SUPPLIED ENTRIES Block Start

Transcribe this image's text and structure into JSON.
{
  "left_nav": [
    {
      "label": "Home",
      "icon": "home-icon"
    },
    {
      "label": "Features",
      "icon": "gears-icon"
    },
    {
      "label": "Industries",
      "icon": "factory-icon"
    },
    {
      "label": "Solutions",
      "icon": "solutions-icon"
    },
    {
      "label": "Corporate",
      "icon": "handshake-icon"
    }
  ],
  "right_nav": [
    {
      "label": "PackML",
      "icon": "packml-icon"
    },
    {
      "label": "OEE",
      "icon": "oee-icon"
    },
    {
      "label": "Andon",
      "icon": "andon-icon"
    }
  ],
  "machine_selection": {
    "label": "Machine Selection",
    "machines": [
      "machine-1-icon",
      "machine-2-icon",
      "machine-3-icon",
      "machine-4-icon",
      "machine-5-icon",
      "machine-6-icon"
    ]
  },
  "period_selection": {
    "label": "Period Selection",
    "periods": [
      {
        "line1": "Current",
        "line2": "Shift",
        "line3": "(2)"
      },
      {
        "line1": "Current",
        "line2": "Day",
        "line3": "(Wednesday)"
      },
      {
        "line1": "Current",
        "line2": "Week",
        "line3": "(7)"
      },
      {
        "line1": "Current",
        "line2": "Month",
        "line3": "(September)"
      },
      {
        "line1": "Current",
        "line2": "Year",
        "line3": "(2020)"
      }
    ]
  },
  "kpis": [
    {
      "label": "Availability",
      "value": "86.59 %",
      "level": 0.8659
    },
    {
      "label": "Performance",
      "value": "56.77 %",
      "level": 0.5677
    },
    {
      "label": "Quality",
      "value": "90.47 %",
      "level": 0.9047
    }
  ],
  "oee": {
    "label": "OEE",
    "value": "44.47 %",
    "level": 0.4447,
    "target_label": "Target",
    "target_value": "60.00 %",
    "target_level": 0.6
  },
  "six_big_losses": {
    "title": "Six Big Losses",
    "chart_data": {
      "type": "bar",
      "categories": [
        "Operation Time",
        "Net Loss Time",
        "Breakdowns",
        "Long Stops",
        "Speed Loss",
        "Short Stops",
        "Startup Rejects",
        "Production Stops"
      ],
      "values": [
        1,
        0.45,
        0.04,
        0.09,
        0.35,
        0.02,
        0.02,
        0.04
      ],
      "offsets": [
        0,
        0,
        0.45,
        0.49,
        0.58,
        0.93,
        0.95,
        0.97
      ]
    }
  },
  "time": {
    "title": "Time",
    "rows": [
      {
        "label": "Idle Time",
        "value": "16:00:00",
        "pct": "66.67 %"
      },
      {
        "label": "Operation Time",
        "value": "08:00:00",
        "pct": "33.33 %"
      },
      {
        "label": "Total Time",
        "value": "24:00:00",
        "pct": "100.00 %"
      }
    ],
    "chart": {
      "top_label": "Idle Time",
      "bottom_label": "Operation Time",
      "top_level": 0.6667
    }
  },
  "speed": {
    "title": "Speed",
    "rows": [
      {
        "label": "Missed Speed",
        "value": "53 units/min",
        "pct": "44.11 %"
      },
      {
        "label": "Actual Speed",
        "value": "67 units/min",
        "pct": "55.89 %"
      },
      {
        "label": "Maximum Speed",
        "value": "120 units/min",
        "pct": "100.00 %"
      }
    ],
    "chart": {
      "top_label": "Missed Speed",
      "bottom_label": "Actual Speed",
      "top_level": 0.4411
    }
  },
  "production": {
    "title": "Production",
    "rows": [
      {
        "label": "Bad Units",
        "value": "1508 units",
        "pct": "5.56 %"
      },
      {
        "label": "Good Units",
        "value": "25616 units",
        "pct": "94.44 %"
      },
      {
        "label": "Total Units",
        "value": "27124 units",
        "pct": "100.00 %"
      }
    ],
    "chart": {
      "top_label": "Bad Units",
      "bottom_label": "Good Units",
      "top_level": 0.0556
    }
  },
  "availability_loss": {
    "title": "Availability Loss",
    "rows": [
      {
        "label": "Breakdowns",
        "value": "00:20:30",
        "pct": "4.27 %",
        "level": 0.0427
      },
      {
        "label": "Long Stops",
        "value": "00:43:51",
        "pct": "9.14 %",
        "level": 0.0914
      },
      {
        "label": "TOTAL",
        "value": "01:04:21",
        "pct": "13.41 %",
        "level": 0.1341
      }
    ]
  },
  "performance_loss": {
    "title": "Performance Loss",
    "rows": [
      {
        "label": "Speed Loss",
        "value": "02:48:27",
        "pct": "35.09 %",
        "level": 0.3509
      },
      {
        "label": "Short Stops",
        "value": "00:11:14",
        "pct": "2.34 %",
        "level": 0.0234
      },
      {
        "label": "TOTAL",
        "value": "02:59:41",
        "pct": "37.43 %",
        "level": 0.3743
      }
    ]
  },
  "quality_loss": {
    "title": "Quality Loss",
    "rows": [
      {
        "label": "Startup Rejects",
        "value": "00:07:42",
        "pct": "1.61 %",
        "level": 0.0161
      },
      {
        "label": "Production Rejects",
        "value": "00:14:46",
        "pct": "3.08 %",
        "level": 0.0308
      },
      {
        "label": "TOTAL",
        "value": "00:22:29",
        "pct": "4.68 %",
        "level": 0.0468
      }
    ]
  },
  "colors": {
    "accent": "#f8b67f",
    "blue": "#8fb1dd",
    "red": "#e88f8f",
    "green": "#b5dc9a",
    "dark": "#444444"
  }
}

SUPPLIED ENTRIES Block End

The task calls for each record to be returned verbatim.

OUTPUT BELOW:
Transcribe this image's text and structure into JSON.
{
  "left_nav": [
    {
      "label": "Home",
      "icon": "home-icon"
    },
    {
      "label": "Features",
      "icon": "gears-icon"
    },
    {
      "label": "Industries",
      "icon": "factory-icon"
    },
    {
      "label": "Solutions",
      "icon": "solutions-icon"
    },
    {
      "label": "Corporate",
      "icon": "handshake-icon"
    }
  ],
  "right_nav": [
    {
      "label": "PackML",
      "icon": "packml-icon"
    },
    {
      "label": "OEE",
      "icon": "oee-icon"
    },
    {
      "label": "Andon",
      "icon": "andon-icon"
    }
  ],
  "machine_selection": {
    "label": "Machine Selection",
    "machines": [
      "machine-1-icon",
      "machine-2-icon",
      "machine-3-icon",
      "machine-4-icon",
      "machine-5-icon",
      "machine-6-icon"
    ]
  },
  "period_selection": {
    "label": "Period Selection",
    "periods": [
      {
        "line1": "Current",
        "line2": "Shift",
        "line3": "(2)"
      },
      {
        "line1": "Current",
        "line2": "Day",
        "line3": "(Wednesday)"
      },
      {
        "line1": "Current",
        "line2": "Week",
        "line3": "(7)"
      },
      {
        "line1": "Current",
        "line2": "Month",
        "line3": "(September)"
      },
      {
        "line1": "Current",
        "line2": "Year",
        "line3": "(2020)"
      }
    ]
  },
  "kpis": [
    {
      "label": "Availability",
      "value": "86.59 %",
      "level": 0.8659
    },
    {
      "label": "Performance",
      "value": "56.77 %",
      "level": 0.5677
    },
    {
      "label": "Quality",
      "value": "90.47 %",
      "level": 0.9047
    }
  ],
  "oee": {
    "label": "OEE",
    "value": "44.47 %",
    "level": 0.4447,
    "target_label": "Target",
    "target_value": "60.00 %",
    "target_level": 0.6
  },
  "six_big_losses": {
    "title": "Six Big Losses",
    "chart_data": {
      "type": "bar",
      "categories": [
        "Operation Time",
        "Net Loss Time",
        "Breakdowns",
        "Long Stops",
        "Speed Loss",
        "Short Stops",
        "Startup Rejects",
        "Production Stops"
      ],
      "values": [
        1,
        0.45,
        0.04,
        0.09,
        0.35,
        0.02,
        0.02,
        0.04
      ],
      "offsets": [
        0,
        0,
        0.45,
        0.49,
        0.58,
        0.93,
        0.95,
        0.97
      ]
    }
  },
  "time": {
    "title": "Time",
    "rows": [
      {
        "label": "Idle Time",
        "value": "16:00:00",
        "pct": "66.67 %"
      },
      {
        "label": "Operation Time",
        "value": "08:00:00",
        "pct": "33.33 %"
      },
      {
        "label": "Total Time",
        "value": "24:00:00",
        "pct": "100.00 %"
      }
    ],
    "chart": {
      "top_label": "Idle Time",
      "bottom_label": "Operation Time",
      "top_level": 0.6667
    }
  },
  "speed": {
    "title": "Speed",
    "rows": [
      {
        "label": "Missed Speed",
        "value": "53 units/min",
        "pct": "44.11 %"
      },
      {
        "label": "Actual Speed",
        "value": "67 units/min",
        "pct": "55.89 %"
      },
      {
        "label": "Maximum Speed",
        "value": "120 units/min",
        "pct": "100.00 %"
      }
    ],
    "chart": {
      "top_label": "Missed Speed",
      "bottom_label": "Actual Speed",
      "top_level": 0.4411
    }
  },
  "production": {
    "title": "Production",
    "rows": [
      {
        "label": "Bad Units",
        "value": "1508 units",
        "pct": "5.56 %"
      },
      {
        "label": "Good Units",
        "value": "25616 units",
        "pct": "94.44 %"
      },
      {
        "label": "Total Units",
        "value": "27124 units",
        "pct": "100.00 %"
      }
    ],
    "chart": {
      "top_label": "Bad Units",
      "bottom_label": "Good Units",
      "top_level": 0.0556
    }
  },
  "availability_loss": {
    "title": "Availability Loss",
    "rows": [
      {
        "label": "Breakdowns",
        "value": "00:20:30",
        "pct": "4.27 %",
        "level": 0.0427
      },
      {
        "label": "Long Stops",
        "value": "00:43:51",
        "pct": "9.14 %",
        "level": 0.0914
      },
      {
        "label": "TOTAL",
        "value": "01:04:21",
        "pct": "13.41 %",
        "level": 0.1341
      }
    ]
  },
  "performance_loss": {
    "title": "Performance Loss",
    "rows": [
      {
        "label": "Speed Loss",
        "value": "02:48:27",
        "pct": "35.09 %",
        "level": 0.3509
      },
      {
        "label": "Short Stops",
        "value": "00:11:14",
        "pct": "2.34 %",
        "level": 0.0234
      },
      {
        "label": "TOTAL",
        "value": "02:59:41",
        "pct": "37.43 %",
        "level": 0.3743
      }
    ]
  },
  "quality_loss": {
    "title": "Quality Loss",
    "rows": [
      {
        "label": "Startup Rejects",
        "value": "00:07:42",
        "pct": "1.61 %",
        "level": 0.0161
      },
      {
        "label": "Production Rejects",
        "value": "00:14:46",
        "pct": "3.08 %",
        "level": 0.0308
      },
      {
        "label": "TOTAL",
        "value": "00:22:29",
        "pct": "4.68 %",
        "level": 0.0468
      }
    ]
  },
  "colors": {
    "accent": "#f8b67f",
    "blue": "#8fb1dd",
    "red": "#e88f8f",
    "green": "#b5dc9a",
    "dark": "#444444"
  }
}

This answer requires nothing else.